### [TASK DESCRIPTION]
Check each line of the records below for the word "JSON" and give the number of lines that have it, with nothing added.

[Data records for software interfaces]

┏━━

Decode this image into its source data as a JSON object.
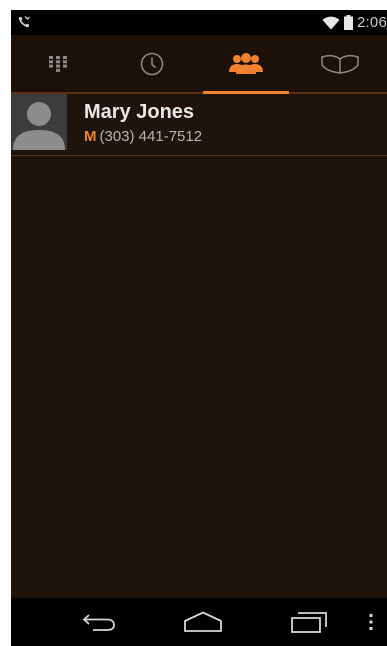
{
  "status_bar": {
    "left_icon": "missed-call-icon",
    "wifi_icon": "wifi-icon",
    "battery_icon": "battery-icon",
    "time": "2:06"
  },
  "tabs": [
    {
      "name": "dialpad",
      "icon": "dialpad-icon",
      "active": false
    },
    {
      "name": "recents",
      "icon": "clock-icon",
      "active": false
    },
    {
      "name": "contacts",
      "icon": "people-icon",
      "active": true
    },
    {
      "name": "favorites",
      "icon": "open-book-icon",
      "active": false
    }
  ],
  "contacts": [
    {
      "name": "Mary Jones",
      "phone_type": "M",
      "phone": "(303) 441-7512",
      "avatar": "default-person-avatar"
    }
  ],
  "nav_bar": {
    "back_icon": "back-icon",
    "home_icon": "home-icon",
    "recents_icon": "recent-apps-icon",
    "menu_icon": "overflow-menu-icon"
  },
  "colors": {
    "accent": "#f0822f",
    "background": "#1f140b",
    "divider": "#5a2f12"
  }
}
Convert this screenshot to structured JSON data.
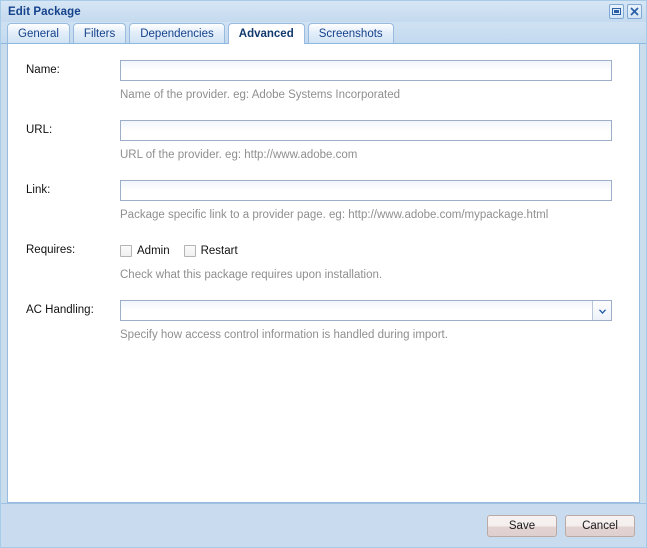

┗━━

### [RESPONSE]
2